Element data from apps and pages:
┄┄┄┄┄┄
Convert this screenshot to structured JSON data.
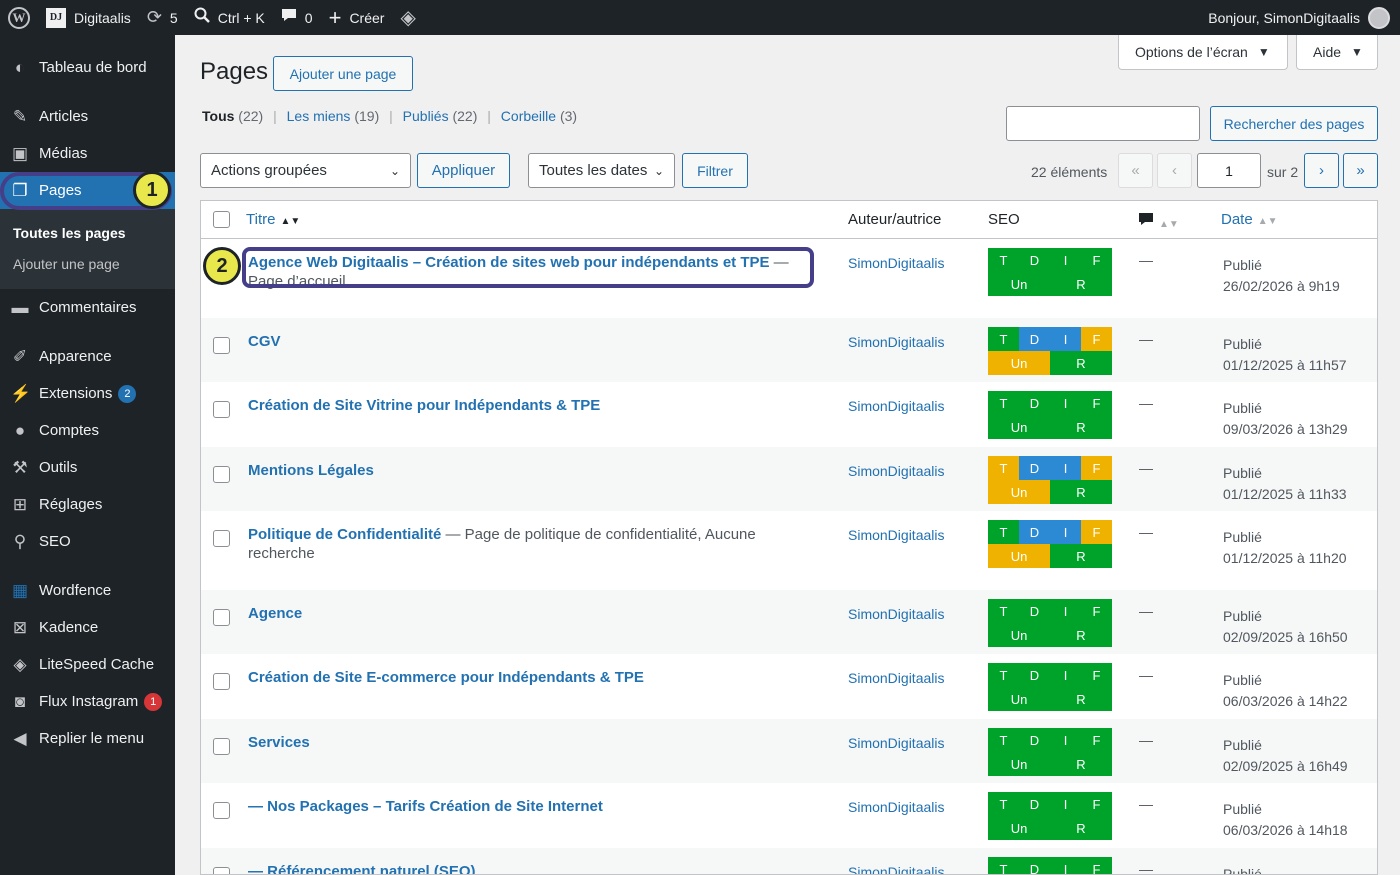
{
  "adminbar": {
    "site_name": "Digitaalis",
    "site_icon_text": "DJ",
    "updates_count": "5",
    "search_shortcut": "Ctrl + K",
    "comments_count": "0",
    "new_label": "Créer",
    "greeting": "Bonjour, SimonDigitaalis"
  },
  "sidebar": {
    "dashboard": "Tableau de bord",
    "posts": "Articles",
    "media": "Médias",
    "pages": "Pages",
    "pages_sub": [
      "Toutes les pages",
      "Ajouter une page"
    ],
    "comments": "Commentaires",
    "appearance": "Apparence",
    "plugins": "Extensions",
    "plugins_badge": "2",
    "users": "Comptes",
    "tools": "Outils",
    "settings": "Réglages",
    "seo": "SEO",
    "wordfence": "Wordfence",
    "kadence": "Kadence",
    "litespeed": "LiteSpeed Cache",
    "instagram": "Flux Instagram",
    "instagram_badge": "1",
    "collapse": "Replier le menu"
  },
  "markers": {
    "one": "1",
    "two": "2"
  },
  "header": {
    "screen_options": "Options de l’écran",
    "help": "Aide",
    "title": "Pages",
    "add_new": "Ajouter une page"
  },
  "views": {
    "all_label": "Tous",
    "all_count": "(22)",
    "mine_label": "Les miens",
    "mine_count": "(19)",
    "published_label": "Publiés",
    "published_count": "(22)",
    "trash_label": "Corbeille",
    "trash_count": "(3)"
  },
  "search": {
    "button": "Rechercher des pages",
    "value": ""
  },
  "bulk": {
    "actions": "Actions groupées",
    "apply": "Appliquer",
    "dates": "Toutes les dates",
    "filter": "Filtrer"
  },
  "pagination": {
    "items": "22 éléments",
    "first": "«",
    "prev": "‹",
    "current": "1",
    "of": "sur 2",
    "next": "›",
    "last": "»"
  },
  "table": {
    "columns": {
      "title": "Titre",
      "author": "Auteur/autrice",
      "seo": "SEO",
      "date": "Date"
    },
    "seo_labels": [
      "T",
      "D",
      "I",
      "F",
      "Un",
      "R"
    ],
    "rows": [
      {
        "title": "Agence Web Digitaalis – Création de sites web pour indépendants et TPE",
        "state": " — Page d’accueil",
        "author": "SimonDigitaalis",
        "comments": "—",
        "status": "Publié",
        "date": "26/02/2026 à 9h19",
        "seo": [
          "green",
          "green",
          "green",
          "green",
          "green",
          "green"
        ]
      },
      {
        "title": "CGV",
        "state": "",
        "author": "SimonDigitaalis",
        "comments": "—",
        "status": "Publié",
        "date": "01/12/2025 à 11h57",
        "seo": [
          "green",
          "blue",
          "blue",
          "orange",
          "orange",
          "green"
        ]
      },
      {
        "title": "Création de Site Vitrine pour Indépendants & TPE",
        "state": "",
        "author": "SimonDigitaalis",
        "comments": "—",
        "status": "Publié",
        "date": "09/03/2026 à 13h29",
        "seo": [
          "green",
          "green",
          "green",
          "green",
          "green",
          "green"
        ]
      },
      {
        "title": "Mentions Légales",
        "state": "",
        "author": "SimonDigitaalis",
        "comments": "—",
        "status": "Publié",
        "date": "01/12/2025 à 11h33",
        "seo": [
          "orange",
          "blue",
          "blue",
          "orange",
          "orange",
          "green"
        ]
      },
      {
        "title": "Politique de Confidentialité",
        "state": " — Page de politique de confidentialité, Aucune recherche",
        "author": "SimonDigitaalis",
        "comments": "—",
        "status": "Publié",
        "date": "01/12/2025 à 11h20",
        "seo": [
          "green",
          "blue",
          "blue",
          "orange",
          "orange",
          "green"
        ]
      },
      {
        "title": "Agence",
        "state": "",
        "author": "SimonDigitaalis",
        "comments": "—",
        "status": "Publié",
        "date": "02/09/2025 à 16h50",
        "seo": [
          "green",
          "green",
          "green",
          "green",
          "green",
          "green"
        ]
      },
      {
        "title": "Création de Site E-commerce pour Indépendants & TPE",
        "state": "",
        "author": "SimonDigitaalis",
        "comments": "—",
        "status": "Publié",
        "date": "06/03/2026 à 14h22",
        "seo": [
          "green",
          "green",
          "green",
          "green",
          "green",
          "green"
        ]
      },
      {
        "title": "Services",
        "state": "",
        "author": "SimonDigitaalis",
        "comments": "—",
        "status": "Publié",
        "date": "02/09/2025 à 16h49",
        "seo": [
          "green",
          "green",
          "green",
          "green",
          "green",
          "green"
        ]
      },
      {
        "title": "— Nos Packages – Tarifs Création de Site Internet",
        "state": "",
        "author": "SimonDigitaalis",
        "comments": "—",
        "status": "Publié",
        "date": "06/03/2026 à 14h18",
        "seo": [
          "green",
          "green",
          "green",
          "green",
          "green",
          "green"
        ]
      },
      {
        "title": "— Référencement naturel (SEO)",
        "state": "",
        "author": "SimonDigitaalis",
        "comments": "—",
        "status": "Publié",
        "date": "",
        "seo": [
          "green",
          "green",
          "green",
          "green",
          "green",
          "green"
        ]
      }
    ]
  },
  "colors": {
    "accent": "#2271b1",
    "admin_dark": "#1d2327",
    "seo_green": "#00a32a",
    "seo_blue": "#2b8ad3",
    "seo_orange": "#f0b200",
    "marker_yellow": "#e8e84c"
  }
}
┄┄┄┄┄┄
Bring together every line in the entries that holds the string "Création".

*Task output*.
        "title": "Agence Web Digitaalis – Création de sites web pour indépendants et TPE",
        "title": "Création de Site Vitrine pour Indépendants & TPE",
        "title": "Création de Site E-commerce pour Indépendants & TPE",
        "title": "— Nos Packages – Tarifs Création de Site Internet",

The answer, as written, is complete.